• [PROBLEM REQUIREMENTS]:
All of the records are to be reproduced exactly.

• [EXERCISE INPUTS]:
____

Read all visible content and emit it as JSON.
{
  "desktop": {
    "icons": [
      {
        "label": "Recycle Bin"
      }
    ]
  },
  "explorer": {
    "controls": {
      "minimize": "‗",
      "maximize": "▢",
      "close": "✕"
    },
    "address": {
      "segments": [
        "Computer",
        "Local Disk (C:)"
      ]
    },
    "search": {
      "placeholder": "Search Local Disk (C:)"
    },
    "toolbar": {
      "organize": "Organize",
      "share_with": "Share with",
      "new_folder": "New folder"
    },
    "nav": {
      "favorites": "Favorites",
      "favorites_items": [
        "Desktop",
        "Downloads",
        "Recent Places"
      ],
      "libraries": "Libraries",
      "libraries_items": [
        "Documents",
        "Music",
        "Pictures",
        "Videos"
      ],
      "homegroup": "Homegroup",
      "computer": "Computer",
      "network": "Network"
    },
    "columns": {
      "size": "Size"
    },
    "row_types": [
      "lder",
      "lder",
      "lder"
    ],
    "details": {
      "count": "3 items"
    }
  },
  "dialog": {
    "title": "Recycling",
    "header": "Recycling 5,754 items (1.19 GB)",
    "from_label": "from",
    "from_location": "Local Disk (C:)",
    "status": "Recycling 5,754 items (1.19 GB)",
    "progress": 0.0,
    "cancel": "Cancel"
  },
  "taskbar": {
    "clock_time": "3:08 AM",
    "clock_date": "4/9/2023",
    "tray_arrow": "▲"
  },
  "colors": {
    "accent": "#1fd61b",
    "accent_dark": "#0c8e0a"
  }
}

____

• [EXERCISE RESPONSE]:
Read all visible content and emit it as JSON.
{
  "desktop": {
    "icons": [
      {
        "label": "Recycle Bin"
      }
    ]
  },
  "explorer": {
    "controls": {
      "minimize": "‗",
      "maximize": "▢",
      "close": "✕"
    },
    "address": {
      "segments": [
        "Computer",
        "Local Disk (C:)"
      ]
    },
    "search": {
      "placeholder": "Search Local Disk (C:)"
    },
    "toolbar": {
      "organize": "Organize",
      "share_with": "Share with",
      "new_folder": "New folder"
    },
    "nav": {
      "favorites": "Favorites",
      "favorites_items": [
        "Desktop",
        "Downloads",
        "Recent Places"
      ],
      "libraries": "Libraries",
      "libraries_items": [
        "Documents",
        "Music",
        "Pictures",
        "Videos"
      ],
      "homegroup": "Homegroup",
      "computer": "Computer",
      "network": "Network"
    },
    "columns": {
      "size": "Size"
    },
    "row_types": [
      "lder",
      "lder",
      "lder"
    ],
    "details": {
      "count": "3 items"
    }
  },
  "dialog": {
    "title": "Recycling",
    "header": "Recycling 5,754 items (1.19 GB)",
    "from_label": "from",
    "from_location": "Local Disk (C:)",
    "status": "Recycling 5,754 items (1.19 GB)",
    "progress": 0.0,
    "cancel": "Cancel"
  },
  "taskbar": {
    "clock_time": "3:08 AM",
    "clock_date": "4/9/2023",
    "tray_arrow": "▲"
  },
  "colors": {
    "accent": "#1fd61b",
    "accent_dark": "#0c8e0a"
  }
}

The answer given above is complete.